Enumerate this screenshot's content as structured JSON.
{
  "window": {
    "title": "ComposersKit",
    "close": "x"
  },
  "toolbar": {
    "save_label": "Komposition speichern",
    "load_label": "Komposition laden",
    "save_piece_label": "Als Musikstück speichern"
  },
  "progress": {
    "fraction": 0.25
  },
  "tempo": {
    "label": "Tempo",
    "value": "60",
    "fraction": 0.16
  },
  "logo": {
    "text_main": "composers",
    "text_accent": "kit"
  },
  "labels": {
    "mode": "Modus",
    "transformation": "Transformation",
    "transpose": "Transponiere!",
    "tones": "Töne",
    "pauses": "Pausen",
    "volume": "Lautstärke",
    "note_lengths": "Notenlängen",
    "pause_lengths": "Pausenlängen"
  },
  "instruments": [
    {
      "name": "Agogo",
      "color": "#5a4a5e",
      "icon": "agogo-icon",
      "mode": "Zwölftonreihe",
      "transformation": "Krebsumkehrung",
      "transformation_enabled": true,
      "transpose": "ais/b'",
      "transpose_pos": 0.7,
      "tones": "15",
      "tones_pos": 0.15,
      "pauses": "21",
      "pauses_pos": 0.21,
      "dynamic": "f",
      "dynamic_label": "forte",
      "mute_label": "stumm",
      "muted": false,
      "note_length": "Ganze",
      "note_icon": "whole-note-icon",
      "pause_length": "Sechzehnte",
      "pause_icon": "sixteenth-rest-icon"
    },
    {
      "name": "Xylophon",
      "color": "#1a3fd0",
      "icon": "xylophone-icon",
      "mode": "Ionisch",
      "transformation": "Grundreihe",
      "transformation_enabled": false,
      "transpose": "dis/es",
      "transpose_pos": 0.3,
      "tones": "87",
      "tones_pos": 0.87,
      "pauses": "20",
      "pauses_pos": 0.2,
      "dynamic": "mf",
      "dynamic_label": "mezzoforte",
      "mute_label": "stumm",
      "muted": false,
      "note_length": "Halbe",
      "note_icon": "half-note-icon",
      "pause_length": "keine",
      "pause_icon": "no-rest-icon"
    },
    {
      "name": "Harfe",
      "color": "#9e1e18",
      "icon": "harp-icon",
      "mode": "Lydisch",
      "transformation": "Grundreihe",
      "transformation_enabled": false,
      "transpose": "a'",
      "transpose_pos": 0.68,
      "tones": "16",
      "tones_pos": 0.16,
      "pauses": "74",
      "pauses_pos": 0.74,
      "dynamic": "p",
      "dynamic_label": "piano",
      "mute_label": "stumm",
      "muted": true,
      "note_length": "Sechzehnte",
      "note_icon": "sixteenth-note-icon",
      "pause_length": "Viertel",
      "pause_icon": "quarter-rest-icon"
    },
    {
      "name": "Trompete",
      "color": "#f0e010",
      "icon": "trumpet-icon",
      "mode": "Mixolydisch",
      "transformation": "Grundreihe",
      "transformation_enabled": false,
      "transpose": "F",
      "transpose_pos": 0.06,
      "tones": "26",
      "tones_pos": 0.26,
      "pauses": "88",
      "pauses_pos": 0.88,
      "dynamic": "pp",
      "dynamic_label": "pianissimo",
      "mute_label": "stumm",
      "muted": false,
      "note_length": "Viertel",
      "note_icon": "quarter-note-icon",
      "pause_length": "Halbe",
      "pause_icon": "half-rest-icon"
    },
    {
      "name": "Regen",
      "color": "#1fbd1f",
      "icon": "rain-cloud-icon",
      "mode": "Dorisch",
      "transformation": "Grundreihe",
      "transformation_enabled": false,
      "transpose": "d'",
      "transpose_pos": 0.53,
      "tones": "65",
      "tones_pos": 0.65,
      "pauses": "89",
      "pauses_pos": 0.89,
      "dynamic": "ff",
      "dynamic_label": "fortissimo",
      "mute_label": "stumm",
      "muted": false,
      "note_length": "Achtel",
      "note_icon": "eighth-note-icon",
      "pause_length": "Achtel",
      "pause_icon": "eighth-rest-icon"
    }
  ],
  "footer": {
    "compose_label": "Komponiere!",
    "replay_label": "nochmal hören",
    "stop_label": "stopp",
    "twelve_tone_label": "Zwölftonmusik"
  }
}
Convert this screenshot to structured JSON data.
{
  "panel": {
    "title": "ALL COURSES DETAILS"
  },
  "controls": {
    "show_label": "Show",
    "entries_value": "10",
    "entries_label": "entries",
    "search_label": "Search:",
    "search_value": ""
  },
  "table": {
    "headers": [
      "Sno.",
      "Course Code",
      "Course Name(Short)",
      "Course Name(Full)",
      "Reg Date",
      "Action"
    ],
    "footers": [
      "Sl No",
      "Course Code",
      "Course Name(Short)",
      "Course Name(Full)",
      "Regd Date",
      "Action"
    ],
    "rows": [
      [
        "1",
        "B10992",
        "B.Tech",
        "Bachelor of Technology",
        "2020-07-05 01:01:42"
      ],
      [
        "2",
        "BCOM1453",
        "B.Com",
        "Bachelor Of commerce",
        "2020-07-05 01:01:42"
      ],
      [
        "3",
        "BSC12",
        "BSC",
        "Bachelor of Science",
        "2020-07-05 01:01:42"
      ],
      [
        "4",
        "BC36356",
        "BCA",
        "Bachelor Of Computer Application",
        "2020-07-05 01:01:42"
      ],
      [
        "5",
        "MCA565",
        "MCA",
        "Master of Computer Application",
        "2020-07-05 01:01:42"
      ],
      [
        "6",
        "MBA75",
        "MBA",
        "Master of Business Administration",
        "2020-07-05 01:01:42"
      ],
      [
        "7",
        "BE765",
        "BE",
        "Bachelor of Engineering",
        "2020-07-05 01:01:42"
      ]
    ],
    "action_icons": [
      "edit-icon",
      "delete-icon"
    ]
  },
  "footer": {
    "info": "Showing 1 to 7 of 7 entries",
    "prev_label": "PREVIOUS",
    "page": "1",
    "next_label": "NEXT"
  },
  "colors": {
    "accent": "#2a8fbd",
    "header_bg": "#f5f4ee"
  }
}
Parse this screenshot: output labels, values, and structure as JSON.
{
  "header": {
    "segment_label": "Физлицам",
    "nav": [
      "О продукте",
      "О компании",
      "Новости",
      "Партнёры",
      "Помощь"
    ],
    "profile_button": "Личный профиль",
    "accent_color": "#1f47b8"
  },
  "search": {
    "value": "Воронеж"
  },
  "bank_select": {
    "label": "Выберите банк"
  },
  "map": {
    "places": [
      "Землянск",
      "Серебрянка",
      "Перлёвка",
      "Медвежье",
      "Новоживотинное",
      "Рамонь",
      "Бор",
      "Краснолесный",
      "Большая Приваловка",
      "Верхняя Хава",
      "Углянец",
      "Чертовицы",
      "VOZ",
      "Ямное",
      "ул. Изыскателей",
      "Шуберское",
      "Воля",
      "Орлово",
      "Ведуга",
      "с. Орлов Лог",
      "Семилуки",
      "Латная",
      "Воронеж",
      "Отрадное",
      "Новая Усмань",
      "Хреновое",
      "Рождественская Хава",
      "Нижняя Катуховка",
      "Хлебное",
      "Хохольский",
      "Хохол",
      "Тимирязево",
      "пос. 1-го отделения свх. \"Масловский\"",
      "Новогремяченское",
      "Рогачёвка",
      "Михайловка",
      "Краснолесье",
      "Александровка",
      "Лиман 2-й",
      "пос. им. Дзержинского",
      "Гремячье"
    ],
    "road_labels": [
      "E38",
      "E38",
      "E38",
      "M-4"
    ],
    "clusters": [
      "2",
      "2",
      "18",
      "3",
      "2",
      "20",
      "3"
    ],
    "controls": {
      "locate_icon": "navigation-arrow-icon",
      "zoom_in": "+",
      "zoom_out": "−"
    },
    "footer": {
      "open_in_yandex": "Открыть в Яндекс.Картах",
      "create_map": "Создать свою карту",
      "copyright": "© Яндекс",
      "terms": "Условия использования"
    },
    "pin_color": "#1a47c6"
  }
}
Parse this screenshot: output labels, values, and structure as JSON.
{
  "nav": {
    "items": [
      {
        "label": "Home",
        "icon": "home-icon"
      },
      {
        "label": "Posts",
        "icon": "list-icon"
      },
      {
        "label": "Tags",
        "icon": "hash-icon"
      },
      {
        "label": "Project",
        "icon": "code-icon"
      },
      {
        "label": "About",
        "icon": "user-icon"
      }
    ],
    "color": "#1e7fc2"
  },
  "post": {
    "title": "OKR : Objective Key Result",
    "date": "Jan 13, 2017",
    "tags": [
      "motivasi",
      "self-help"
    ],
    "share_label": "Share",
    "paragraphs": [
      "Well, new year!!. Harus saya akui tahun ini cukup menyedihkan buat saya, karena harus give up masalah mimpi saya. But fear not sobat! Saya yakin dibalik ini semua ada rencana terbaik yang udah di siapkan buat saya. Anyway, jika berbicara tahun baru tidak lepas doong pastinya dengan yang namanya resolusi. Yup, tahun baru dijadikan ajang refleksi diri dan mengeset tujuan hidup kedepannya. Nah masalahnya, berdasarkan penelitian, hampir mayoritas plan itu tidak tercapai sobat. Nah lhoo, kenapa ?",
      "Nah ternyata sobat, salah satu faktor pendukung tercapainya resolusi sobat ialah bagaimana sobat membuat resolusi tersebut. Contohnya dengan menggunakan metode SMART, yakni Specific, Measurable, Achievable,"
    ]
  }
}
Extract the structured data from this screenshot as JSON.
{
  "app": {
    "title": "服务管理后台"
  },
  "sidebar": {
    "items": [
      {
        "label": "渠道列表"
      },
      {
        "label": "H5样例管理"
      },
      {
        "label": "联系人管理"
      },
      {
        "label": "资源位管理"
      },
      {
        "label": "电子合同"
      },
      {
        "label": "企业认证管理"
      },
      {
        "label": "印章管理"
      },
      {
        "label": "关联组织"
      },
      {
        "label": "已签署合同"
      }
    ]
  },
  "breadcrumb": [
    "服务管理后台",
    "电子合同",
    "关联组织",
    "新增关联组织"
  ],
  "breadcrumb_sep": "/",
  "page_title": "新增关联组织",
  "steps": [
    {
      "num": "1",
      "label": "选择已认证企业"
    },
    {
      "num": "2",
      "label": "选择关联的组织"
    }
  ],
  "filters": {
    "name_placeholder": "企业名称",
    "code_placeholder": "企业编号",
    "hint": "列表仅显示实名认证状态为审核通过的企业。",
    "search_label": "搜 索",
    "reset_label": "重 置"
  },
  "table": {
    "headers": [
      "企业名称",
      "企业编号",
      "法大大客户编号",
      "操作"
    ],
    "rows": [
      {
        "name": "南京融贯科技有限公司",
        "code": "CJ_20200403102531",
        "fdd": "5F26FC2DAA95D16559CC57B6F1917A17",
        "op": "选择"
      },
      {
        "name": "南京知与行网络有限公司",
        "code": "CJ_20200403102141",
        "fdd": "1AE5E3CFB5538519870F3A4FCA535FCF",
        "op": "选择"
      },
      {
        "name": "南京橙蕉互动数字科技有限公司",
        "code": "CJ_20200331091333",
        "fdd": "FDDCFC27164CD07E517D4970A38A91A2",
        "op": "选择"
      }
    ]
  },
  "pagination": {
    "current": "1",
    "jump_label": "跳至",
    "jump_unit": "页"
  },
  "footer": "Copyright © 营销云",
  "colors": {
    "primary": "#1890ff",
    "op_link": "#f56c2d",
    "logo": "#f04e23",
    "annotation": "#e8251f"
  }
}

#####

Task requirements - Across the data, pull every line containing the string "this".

Finished exercise -
Enumerate this screenshot's content as structured JSON.
Convert this screenshot to structured JSON data.
Parse this screenshot: output labels, values, and structure as JSON.
Parse this screenshot: output labels, values, and structure as JSON.
Extract the structured data from this screenshot as JSON.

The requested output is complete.